## Exercise:
In the records below, one line contains "Output a JSON". Print that line and every line after it exactly, down to the final one.
Dataset records START
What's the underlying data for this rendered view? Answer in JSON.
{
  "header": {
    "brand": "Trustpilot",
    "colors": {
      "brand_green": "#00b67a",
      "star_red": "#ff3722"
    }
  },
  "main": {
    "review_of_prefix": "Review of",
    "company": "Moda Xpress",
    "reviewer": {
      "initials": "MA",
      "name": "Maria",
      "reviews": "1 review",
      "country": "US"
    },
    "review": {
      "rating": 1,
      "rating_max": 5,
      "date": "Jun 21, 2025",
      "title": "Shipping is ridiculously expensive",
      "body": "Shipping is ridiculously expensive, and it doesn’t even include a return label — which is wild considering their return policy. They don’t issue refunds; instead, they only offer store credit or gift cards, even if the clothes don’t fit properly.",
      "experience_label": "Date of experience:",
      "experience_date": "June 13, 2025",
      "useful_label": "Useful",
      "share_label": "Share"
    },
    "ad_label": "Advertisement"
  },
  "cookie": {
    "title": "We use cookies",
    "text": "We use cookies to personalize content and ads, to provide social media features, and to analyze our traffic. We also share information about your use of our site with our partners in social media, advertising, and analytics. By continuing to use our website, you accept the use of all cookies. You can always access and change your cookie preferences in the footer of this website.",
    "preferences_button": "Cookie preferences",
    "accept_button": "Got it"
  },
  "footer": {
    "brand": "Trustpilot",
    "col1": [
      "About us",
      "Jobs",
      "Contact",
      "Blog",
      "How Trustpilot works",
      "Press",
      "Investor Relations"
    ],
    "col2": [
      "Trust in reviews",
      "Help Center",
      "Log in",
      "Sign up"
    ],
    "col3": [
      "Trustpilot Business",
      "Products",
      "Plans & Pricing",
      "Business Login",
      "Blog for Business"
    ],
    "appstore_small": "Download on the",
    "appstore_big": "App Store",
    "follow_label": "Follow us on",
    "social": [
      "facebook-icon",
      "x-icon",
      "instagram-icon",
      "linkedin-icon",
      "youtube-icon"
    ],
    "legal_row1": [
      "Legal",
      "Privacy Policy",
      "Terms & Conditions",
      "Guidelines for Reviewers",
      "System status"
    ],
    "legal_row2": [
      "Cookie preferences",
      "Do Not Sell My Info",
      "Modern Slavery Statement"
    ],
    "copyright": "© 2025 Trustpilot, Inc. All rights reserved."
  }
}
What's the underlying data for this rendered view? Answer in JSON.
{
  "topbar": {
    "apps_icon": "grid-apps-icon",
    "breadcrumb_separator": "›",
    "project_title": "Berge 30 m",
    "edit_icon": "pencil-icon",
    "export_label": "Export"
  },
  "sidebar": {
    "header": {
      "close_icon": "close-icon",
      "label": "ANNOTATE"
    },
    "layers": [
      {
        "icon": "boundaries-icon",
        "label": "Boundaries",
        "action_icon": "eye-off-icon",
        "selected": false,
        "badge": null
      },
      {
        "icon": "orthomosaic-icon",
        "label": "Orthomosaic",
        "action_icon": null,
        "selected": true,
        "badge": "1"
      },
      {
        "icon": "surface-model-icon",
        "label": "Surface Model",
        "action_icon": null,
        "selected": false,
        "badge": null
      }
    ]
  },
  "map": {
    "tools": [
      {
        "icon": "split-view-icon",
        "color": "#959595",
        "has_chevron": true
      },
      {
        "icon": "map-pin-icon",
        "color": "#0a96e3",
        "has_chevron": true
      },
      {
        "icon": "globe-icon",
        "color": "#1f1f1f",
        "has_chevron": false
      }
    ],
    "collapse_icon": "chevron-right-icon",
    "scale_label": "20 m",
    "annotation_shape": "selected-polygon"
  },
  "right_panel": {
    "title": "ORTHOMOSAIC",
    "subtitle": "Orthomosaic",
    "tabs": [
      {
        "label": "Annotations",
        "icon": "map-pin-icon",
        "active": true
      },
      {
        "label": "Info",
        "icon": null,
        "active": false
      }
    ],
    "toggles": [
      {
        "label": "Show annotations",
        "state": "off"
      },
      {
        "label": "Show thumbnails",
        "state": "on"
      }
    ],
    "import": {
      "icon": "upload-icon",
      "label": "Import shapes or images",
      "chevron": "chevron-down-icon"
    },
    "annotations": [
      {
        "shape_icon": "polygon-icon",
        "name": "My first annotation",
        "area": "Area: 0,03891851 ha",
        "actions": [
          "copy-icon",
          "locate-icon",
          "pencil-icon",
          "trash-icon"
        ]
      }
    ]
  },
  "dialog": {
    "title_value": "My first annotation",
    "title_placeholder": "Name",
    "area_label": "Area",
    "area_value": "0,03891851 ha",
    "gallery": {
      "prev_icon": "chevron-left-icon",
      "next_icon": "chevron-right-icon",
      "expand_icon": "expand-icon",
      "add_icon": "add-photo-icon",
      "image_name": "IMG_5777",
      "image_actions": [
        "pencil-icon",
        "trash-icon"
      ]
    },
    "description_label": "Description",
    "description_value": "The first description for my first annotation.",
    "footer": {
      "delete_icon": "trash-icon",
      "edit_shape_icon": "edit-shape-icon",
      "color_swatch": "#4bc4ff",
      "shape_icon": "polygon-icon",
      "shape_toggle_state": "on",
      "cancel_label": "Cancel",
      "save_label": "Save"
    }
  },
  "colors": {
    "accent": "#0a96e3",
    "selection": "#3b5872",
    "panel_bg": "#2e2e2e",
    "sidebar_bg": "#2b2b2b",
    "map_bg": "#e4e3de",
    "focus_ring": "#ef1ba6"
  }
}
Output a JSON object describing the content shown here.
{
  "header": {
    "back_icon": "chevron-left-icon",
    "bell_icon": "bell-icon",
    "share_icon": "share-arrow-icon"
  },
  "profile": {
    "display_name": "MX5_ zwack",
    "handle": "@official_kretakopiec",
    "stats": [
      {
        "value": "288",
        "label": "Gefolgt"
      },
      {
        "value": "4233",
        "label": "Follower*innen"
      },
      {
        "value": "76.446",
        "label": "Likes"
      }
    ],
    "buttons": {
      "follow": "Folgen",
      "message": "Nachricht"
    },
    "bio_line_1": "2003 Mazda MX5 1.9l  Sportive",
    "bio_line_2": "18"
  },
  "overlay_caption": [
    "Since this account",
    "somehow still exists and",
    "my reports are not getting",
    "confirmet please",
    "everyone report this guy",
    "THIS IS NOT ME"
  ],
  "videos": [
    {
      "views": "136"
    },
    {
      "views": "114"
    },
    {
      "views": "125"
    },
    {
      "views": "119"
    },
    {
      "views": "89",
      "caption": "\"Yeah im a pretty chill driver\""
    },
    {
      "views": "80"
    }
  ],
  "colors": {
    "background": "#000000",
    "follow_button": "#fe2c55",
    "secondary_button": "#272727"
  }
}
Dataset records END
## Response to the task:
Output a JSON object describing the content shown here.
{
  "header": {
    "back_icon": "chevron-left-icon",
    "bell_icon": "bell-icon",
    "share_icon": "share-arrow-icon"
  },
  "profile": {
    "display_name": "MX5_ zwack",
    "handle": "@official_kretakopiec",
    "stats": [
      {
        "value": "288",
        "label": "Gefolgt"
      },
      {
        "value": "4233",
        "label": "Follower*innen"
      },
      {
        "value": "76.446",
        "label": "Likes"
      }
    ],
    "buttons": {
      "follow": "Folgen",
      "message": "Nachricht"
    },
    "bio_line_1": "2003 Mazda MX5 1.9l  Sportive",
    "bio_line_2": "18"
  },
  "overlay_caption": [
    "Since this account",
    "somehow still exists and",
    "my reports are not getting",
    "confirmet please",
    "everyone report this guy",
    "THIS IS NOT ME"
  ],
  "videos": [
    {
      "views": "136"
    },
    {
      "views": "114"
    },
    {
      "views": "125"
    },
    {
      "views": "119"
    },
    {
      "views": "89",
      "caption": "\"Yeah im a pretty chill driver\""
    },
    {
      "views": "80"
    }
  ],
  "colors": {
    "background": "#000000",
    "follow_button": "#fe2c55",
    "secondary_button": "#272727"
  }
}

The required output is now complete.